LANSING – At long last, Michigan’s divided government has the framework for a budget deal. But it’s mostly flat and doesn’t include major funding to big problems voters elected lawmakers to solve.
This week’s agreement to end a months-long standoff includes just $13 million in extra money for crumbling roads and bridges that experts say would cost billions to improve.
Education funding for struggling schools? Still lagging the nation.
Money for colleges whose tuitions have soared as state aid fell? Flat.
One notable exception: Lawmakers are stepping up money to combat environmental hazards, especially those creeping into state waterways from PFAS chemicals.
Gov. Gretchen Whitmer and GOP leaders touted the deal over the $58.9 billion budget as an important resolution to a contentious process, but Democrats and Republicans remain divided over whether more money can solve the state’s problems.
Michigan Republican Party Chairwoman Laura Cox praised the deal and accused the Democratic governor of using people as a “bargain chip” in her quest to raise fuel taxes.
“I am happy to see that so much funding was restored to Michigan’s most vulnerable citizens and communities,” Cox said in a statement.
Gilda Jacobs, a former Democratic lawmaker who now serves as president and CEO of the Michigan League for Public Policy, suggested state officials can’t address critical needs unless they increase taxes or find other ways to generate new revenue.
“Political infighting over process, priorities, shell games and funding streams—and more importantly, the struggles facing our kids, our workers and our seniors—could all be resolved with bold and courageous leadership to bring in new money and invest in what the state really needs,” Jacobs said in a statement.
Bridge Magazine has tracked Michigan’s problems for years, and the budget stalemate for months.
Here’s a look at seven vulnerable areas in Michigan and comparisons of what studies say should be done and how the budget battle played out.
State of affairs: Michigan roads routinely rank among the worst in the nation, and the budget won’t do much to improve them. Whitmer won office last year on a campaign to “fix the damn roads,” but her proposal to raise fuel taxes 45 cents per gallon was dead on arrival this year.
Former Gov. Rick Snyder’s 21st Century Infrastructure Commission projected the state needs at least $4 billion more per year to maintain and improve crumbling roads, bridges, water systems and communications infrastructure. Bad roads cost Michigan drivers an average of $648 a year in vehicle repairs and other related costs, according to research from a group partially funded by road builders and engineers.

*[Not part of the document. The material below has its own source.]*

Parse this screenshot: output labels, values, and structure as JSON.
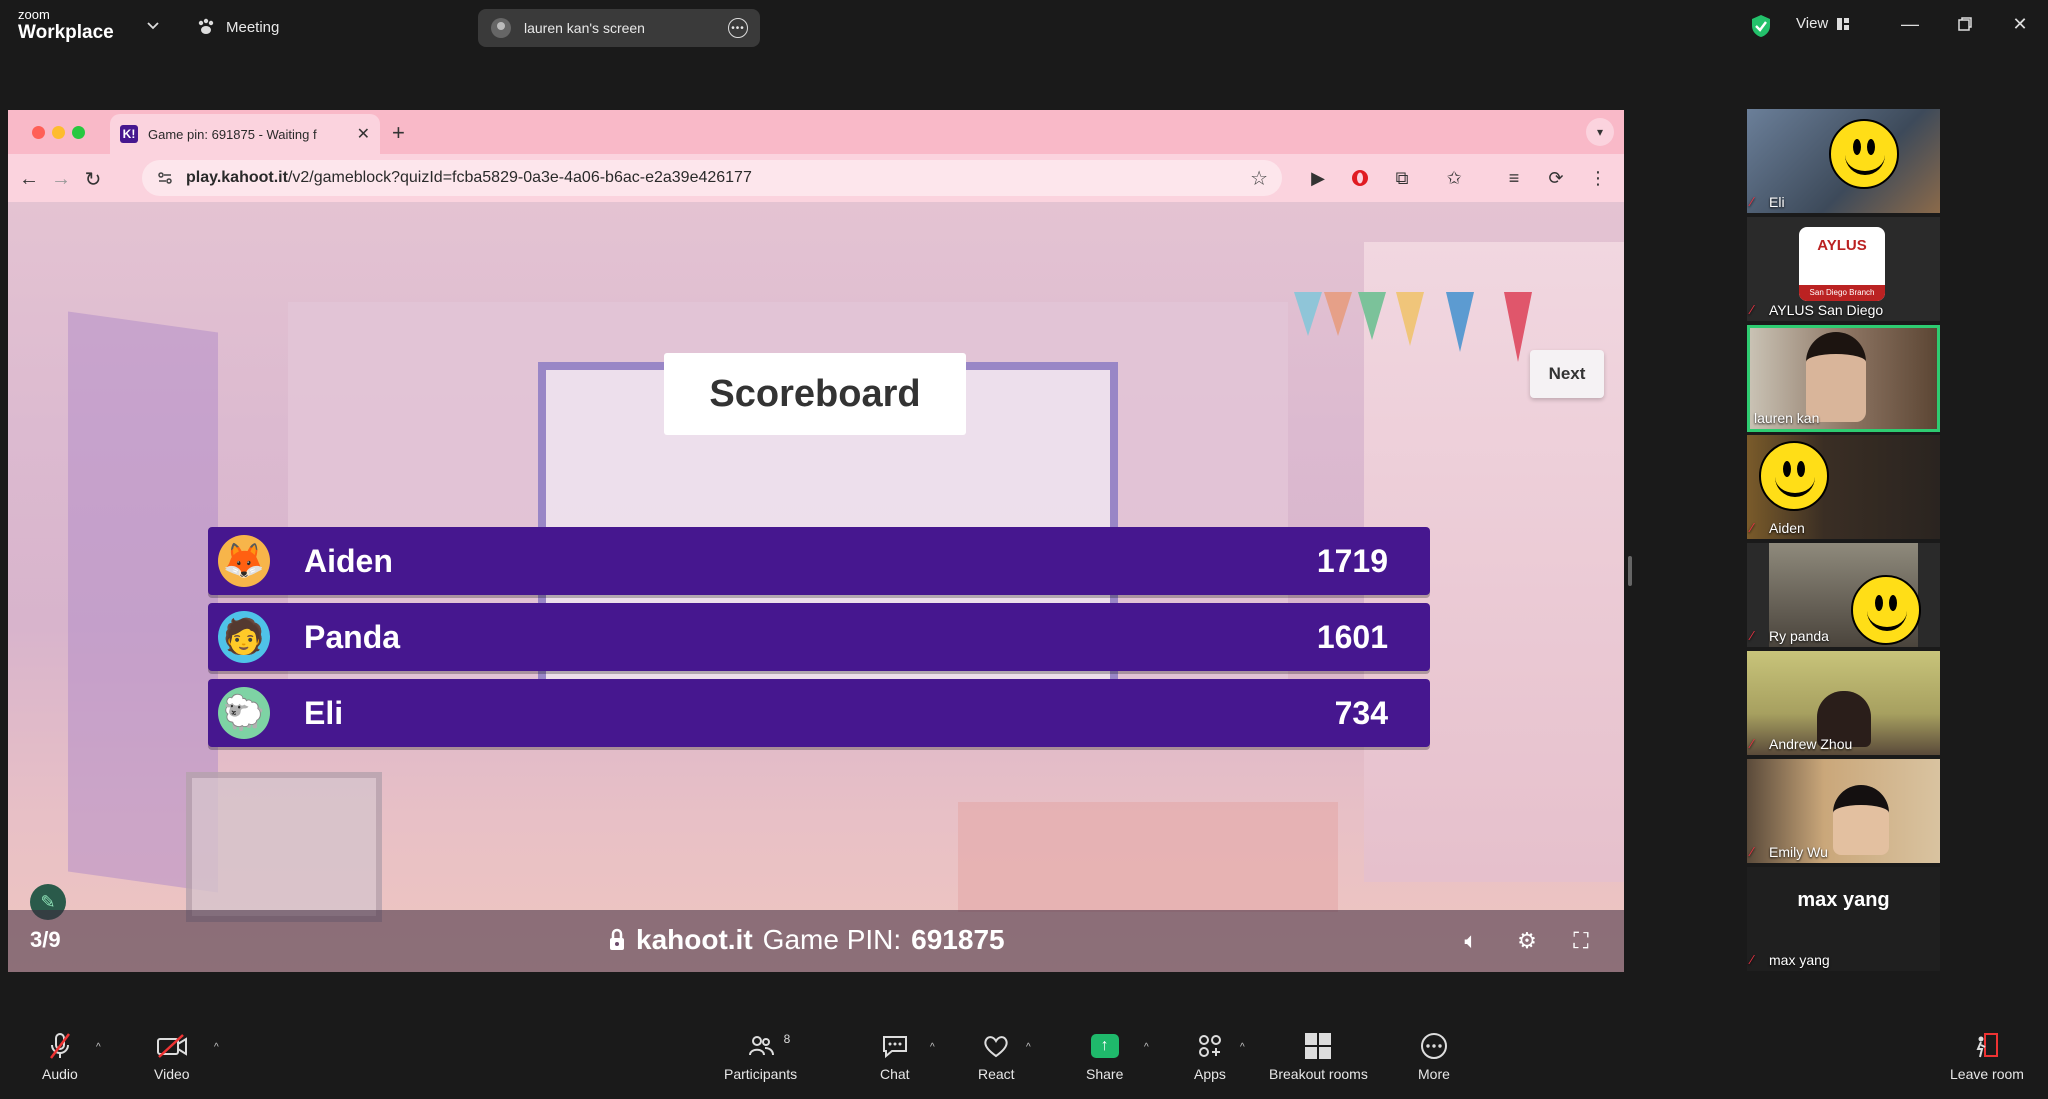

What Whitmer proposed: Her first budget proposal was built on a plan to raise Michigan’s 26.3-cent per gallon fuel tax by 45-cents over the next two years, including two 15-cent increases during fiscal year 2020 that would have generated another $1.3 billion. Once fully phased in by 2021, Whitmer’s gas tax would have increased state revenue by $2.5 billion a year. She proposed $2.1 billion a year in new spending on roads and bridges and wanted to put another $400 million toward schools and other budget priorities.
What the Legislature passed: The Republican-led Legislature never seriously considered Whitmer’s fuel tax plan and did not propose an alternative, despite earlier suggestions they would do so. Instead, lawmakers sent Whitmer a budget that included another $400 million in one-time spending for road and bridge repairs. Of that, $243 million was for repairs on four bridges in Dearborn, Ferrysburg, Harrison Township and Lansing that Whitmer had visited while making a public push for a fuel tax increase.
Final resolution: $13 million in extra money for roads and bridges, a tiny fraction of the state’s total transportation budget, which will remain flat at about $5 billion for 2020.
Whitmer vetoed $375 million in one-time road funding from the Republican budget and used a rare transfer power to redirect the other $25 million toward local mass transit and rail projects.
As part of their deal with the governor, legislators on Wednesday used a more traditional transfer process to shift $13 million of that one-time money back into a budget line for “fixing Michigan roads and bridges.” They used reserved transportation funds to replace the urban transit money.
The budget deal does not address long-term road funding needs, but leaders say they may resume those talks after dust from the budget storm finally settles.